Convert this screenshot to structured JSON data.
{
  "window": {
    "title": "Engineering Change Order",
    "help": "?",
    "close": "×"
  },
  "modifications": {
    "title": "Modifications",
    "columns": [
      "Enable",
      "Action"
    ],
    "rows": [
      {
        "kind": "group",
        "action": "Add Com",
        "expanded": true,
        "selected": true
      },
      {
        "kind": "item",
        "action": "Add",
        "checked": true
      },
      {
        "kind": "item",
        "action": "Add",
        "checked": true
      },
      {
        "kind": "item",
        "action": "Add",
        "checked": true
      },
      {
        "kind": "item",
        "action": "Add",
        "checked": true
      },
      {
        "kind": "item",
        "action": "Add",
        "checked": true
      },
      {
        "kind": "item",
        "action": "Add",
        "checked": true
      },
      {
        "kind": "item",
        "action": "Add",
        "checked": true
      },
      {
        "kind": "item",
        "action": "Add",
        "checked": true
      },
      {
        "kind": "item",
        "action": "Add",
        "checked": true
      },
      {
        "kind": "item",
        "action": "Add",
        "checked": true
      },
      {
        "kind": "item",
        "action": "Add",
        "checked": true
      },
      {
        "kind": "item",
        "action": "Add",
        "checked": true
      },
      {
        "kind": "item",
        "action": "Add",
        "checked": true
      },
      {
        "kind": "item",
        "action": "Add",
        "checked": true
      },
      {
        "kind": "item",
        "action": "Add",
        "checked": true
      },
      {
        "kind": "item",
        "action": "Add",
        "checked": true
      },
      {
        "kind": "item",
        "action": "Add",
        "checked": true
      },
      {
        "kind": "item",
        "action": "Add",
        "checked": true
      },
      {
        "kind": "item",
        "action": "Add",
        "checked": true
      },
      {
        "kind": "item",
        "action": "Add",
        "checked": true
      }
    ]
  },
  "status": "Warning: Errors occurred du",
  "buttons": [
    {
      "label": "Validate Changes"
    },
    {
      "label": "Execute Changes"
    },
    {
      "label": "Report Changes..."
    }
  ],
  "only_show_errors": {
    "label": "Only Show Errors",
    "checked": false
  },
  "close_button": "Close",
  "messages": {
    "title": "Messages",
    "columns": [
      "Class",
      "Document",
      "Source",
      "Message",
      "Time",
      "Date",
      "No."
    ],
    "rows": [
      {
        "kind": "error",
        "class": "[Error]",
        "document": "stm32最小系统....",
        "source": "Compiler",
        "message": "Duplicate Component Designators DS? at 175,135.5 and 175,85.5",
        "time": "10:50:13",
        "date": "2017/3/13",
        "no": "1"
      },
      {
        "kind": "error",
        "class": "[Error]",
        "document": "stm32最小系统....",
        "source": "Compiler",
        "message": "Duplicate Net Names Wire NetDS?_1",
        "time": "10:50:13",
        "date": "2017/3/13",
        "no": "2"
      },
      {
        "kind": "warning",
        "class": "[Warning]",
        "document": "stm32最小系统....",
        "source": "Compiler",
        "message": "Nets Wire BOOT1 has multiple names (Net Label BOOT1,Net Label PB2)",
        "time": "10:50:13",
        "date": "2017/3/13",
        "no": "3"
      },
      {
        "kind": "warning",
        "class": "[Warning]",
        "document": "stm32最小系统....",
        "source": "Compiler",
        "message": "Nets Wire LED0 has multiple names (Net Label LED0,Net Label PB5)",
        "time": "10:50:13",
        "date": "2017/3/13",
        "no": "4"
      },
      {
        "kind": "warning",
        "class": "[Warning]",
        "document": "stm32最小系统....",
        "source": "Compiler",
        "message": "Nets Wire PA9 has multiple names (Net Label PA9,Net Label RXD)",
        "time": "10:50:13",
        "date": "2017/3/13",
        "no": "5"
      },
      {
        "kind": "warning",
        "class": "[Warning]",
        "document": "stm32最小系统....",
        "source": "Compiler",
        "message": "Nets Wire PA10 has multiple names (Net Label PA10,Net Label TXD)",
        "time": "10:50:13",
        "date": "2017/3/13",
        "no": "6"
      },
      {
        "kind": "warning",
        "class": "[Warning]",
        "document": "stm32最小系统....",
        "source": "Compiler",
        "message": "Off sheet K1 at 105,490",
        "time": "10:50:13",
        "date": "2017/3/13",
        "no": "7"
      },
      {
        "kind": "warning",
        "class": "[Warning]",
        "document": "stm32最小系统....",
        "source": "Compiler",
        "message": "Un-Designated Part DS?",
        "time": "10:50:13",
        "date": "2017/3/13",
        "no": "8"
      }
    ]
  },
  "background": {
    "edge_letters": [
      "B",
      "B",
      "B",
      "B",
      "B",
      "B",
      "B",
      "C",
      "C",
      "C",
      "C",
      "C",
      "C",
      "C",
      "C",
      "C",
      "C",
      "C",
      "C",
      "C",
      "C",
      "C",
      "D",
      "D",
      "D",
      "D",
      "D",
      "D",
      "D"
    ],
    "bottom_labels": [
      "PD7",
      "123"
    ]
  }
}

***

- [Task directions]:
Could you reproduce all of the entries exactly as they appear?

- [Solved problem]:
Convert this screenshot to structured JSON data.
{
  "window": {
    "title": "Engineering Change Order",
    "help": "?",
    "close": "×"
  },
  "modifications": {
    "title": "Modifications",
    "columns": [
      "Enable",
      "Action"
    ],
    "rows": [
      {
        "kind": "group",
        "action": "Add Com",
        "expanded": true,
        "selected": true
      },
      {
        "kind": "item",
        "action": "Add",
        "checked": true
      },
      {
        "kind": "item",
        "action": "Add",
        "checked": true
      },
      {
        "kind": "item",
        "action": "Add",
        "checked": true
      },
      {
        "kind": "item",
        "action": "Add",
        "checked": true
      },
      {
        "kind": "item",
        "action": "Add",
        "checked": true
      },
      {
        "kind": "item",
        "action": "Add",
        "checked": true
      },
      {
        "kind": "item",
        "action": "Add",
        "checked": true
      },
      {
        "kind": "item",
        "action": "Add",
        "checked": true
      },
      {
        "kind": "item",
        "action": "Add",
        "checked": true
      },
      {
        "kind": "item",
        "action": "Add",
        "checked": true
      },
      {
        "kind": "item",
        "action": "Add",
        "checked": true
      },
      {
        "kind": "item",
        "action": "Add",
        "checked": true
      },
      {
        "kind": "item",
        "action": "Add",
        "checked": true
      },
      {
        "kind": "item",
        "action": "Add",
        "checked": true
      },
      {
        "kind": "item",
        "action": "Add",
        "checked": true
      },
      {
        "kind": "item",
        "action": "Add",
        "checked": true
      },
      {
        "kind": "item",
        "action": "Add",
        "checked": true
      },
      {
        "kind": "item",
        "action": "Add",
        "checked": true
      },
      {
        "kind": "item",
        "action": "Add",
        "checked": true
      },
      {
        "kind": "item",
        "action": "Add",
        "checked": true
      }
    ]
  },
  "status": "Warning: Errors occurred du",
  "buttons": [
    {
      "label": "Validate Changes"
    },
    {
      "label": "Execute Changes"
    },
    {
      "label": "Report Changes..."
    }
  ],
  "only_show_errors": {
    "label": "Only Show Errors",
    "checked": false
  },
  "close_button": "Close",
  "messages": {
    "title": "Messages",
    "columns": [
      "Class",
      "Document",
      "Source",
      "Message",
      "Time",
      "Date",
      "No."
    ],
    "rows": [
      {
        "kind": "error",
        "class": "[Error]",
        "document": "stm32最小系统....",
        "source": "Compiler",
        "message": "Duplicate Component Designators DS? at 175,135.5 and 175,85.5",
        "time": "10:50:13",
        "date": "2017/3/13",
        "no": "1"
      },
      {
        "kind": "error",
        "class": "[Error]",
        "document": "stm32最小系统....",
        "source": "Compiler",
        "message": "Duplicate Net Names Wire NetDS?_1",
        "time": "10:50:13",
        "date": "2017/3/13",
        "no": "2"
      },
      {
        "kind": "warning",
        "class": "[Warning]",
        "document": "stm32最小系统....",
        "source": "Compiler",
        "message": "Nets Wire BOOT1 has multiple names (Net Label BOOT1,Net Label PB2)",
        "time": "10:50:13",
        "date": "2017/3/13",
        "no": "3"
      },
      {
        "kind": "warning",
        "class": "[Warning]",
        "document": "stm32最小系统....",
        "source": "Compiler",
        "message": "Nets Wire LED0 has multiple names (Net Label LED0,Net Label PB5)",
        "time": "10:50:13",
        "date": "2017/3/13",
        "no": "4"
      },
      {
        "kind": "warning",
        "class": "[Warning]",
        "document": "stm32最小系统....",
        "source": "Compiler",
        "message": "Nets Wire PA9 has multiple names (Net Label PA9,Net Label RXD)",
        "time": "10:50:13",
        "date": "2017/3/13",
        "no": "5"
      },
      {
        "kind": "warning",
        "class": "[Warning]",
        "document": "stm32最小系统....",
        "source": "Compiler",
        "message": "Nets Wire PA10 has multiple names (Net Label PA10,Net Label TXD)",
        "time": "10:50:13",
        "date": "2017/3/13",
        "no": "6"
      },
      {
        "kind": "warning",
        "class": "[Warning]",
        "document": "stm32最小系统....",
        "source": "Compiler",
        "message": "Off sheet K1 at 105,490",
        "time": "10:50:13",
        "date": "2017/3/13",
        "no": "7"
      },
      {
        "kind": "warning",
        "class": "[Warning]",
        "document": "stm32最小系统....",
        "source": "Compiler",
        "message": "Un-Designated Part DS?",
        "time": "10:50:13",
        "date": "2017/3/13",
        "no": "8"
      }
    ]
  },
  "background": {
    "edge_letters": [
      "B",
      "B",
      "B",
      "B",
      "B",
      "B",
      "B",
      "C",
      "C",
      "C",
      "C",
      "C",
      "C",
      "C",
      "C",
      "C",
      "C",
      "C",
      "C",
      "C",
      "C",
      "C",
      "D",
      "D",
      "D",
      "D",
      "D",
      "D",
      "D"
    ],
    "bottom_labels": [
      "PD7",
      "123"
    ]
  }
}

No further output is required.